(Records from a collection)
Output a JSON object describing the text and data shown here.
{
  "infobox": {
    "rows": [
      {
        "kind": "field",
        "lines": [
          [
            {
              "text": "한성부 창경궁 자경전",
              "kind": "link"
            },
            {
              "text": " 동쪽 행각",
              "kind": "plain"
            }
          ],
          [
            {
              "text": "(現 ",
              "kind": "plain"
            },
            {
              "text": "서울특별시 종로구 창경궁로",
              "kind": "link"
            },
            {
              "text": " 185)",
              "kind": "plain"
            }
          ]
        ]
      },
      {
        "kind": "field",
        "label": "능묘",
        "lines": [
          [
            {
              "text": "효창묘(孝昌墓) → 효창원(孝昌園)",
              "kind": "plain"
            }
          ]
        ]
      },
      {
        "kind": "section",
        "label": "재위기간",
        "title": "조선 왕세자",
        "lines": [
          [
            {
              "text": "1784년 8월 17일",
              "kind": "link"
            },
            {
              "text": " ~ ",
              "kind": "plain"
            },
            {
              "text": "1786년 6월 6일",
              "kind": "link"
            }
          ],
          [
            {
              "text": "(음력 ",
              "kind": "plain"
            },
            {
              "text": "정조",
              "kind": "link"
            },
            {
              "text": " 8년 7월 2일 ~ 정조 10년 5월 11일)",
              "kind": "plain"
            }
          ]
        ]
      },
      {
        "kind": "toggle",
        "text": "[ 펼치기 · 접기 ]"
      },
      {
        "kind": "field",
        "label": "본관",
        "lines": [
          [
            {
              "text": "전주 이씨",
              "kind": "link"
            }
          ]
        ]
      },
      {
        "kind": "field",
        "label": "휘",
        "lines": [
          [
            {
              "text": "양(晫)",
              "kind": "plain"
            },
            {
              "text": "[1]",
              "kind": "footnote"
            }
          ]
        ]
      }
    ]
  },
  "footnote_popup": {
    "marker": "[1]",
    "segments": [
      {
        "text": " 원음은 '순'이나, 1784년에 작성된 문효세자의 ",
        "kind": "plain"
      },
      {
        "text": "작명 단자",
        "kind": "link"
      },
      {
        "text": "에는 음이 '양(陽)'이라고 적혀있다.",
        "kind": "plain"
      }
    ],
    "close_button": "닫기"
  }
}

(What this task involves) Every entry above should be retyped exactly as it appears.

(Answer area)
Output a JSON object describing the text and data shown here.
{
  "infobox": {
    "rows": [
      {
        "kind": "field",
        "lines": [
          [
            {
              "text": "한성부 창경궁 자경전",
              "kind": "link"
            },
            {
              "text": " 동쪽 행각",
              "kind": "plain"
            }
          ],
          [
            {
              "text": "(現 ",
              "kind": "plain"
            },
            {
              "text": "서울특별시 종로구 창경궁로",
              "kind": "link"
            },
            {
              "text": " 185)",
              "kind": "plain"
            }
          ]
        ]
      },
      {
        "kind": "field",
        "label": "능묘",
        "lines": [
          [
            {
              "text": "효창묘(孝昌墓) → 효창원(孝昌園)",
              "kind": "plain"
            }
          ]
        ]
      },
      {
        "kind": "section",
        "label": "재위기간",
        "title": "조선 왕세자",
        "lines": [
          [
            {
              "text": "1784년 8월 17일",
              "kind": "link"
            },
            {
              "text": " ~ ",
              "kind": "plain"
            },
            {
              "text": "1786년 6월 6일",
              "kind": "link"
            }
          ],
          [
            {
              "text": "(음력 ",
              "kind": "plain"
            },
            {
              "text": "정조",
              "kind": "link"
            },
            {
              "text": " 8년 7월 2일 ~ 정조 10년 5월 11일)",
              "kind": "plain"
            }
          ]
        ]
      },
      {
        "kind": "toggle",
        "text": "[ 펼치기 · 접기 ]"
      },
      {
        "kind": "field",
        "label": "본관",
        "lines": [
          [
            {
              "text": "전주 이씨",
              "kind": "link"
            }
          ]
        ]
      },
      {
        "kind": "field",
        "label": "휘",
        "lines": [
          [
            {
              "text": "양(晫)",
              "kind": "plain"
            },
            {
              "text": "[1]",
              "kind": "footnote"
            }
          ]
        ]
      }
    ]
  },
  "footnote_popup": {
    "marker": "[1]",
    "segments": [
      {
        "text": " 원음은 '순'이나, 1784년에 작성된 문효세자의 ",
        "kind": "plain"
      },
      {
        "text": "작명 단자",
        "kind": "link"
      },
      {
        "text": "에는 음이 '양(陽)'이라고 적혀있다.",
        "kind": "plain"
      }
    ],
    "close_button": "닫기"
  }
}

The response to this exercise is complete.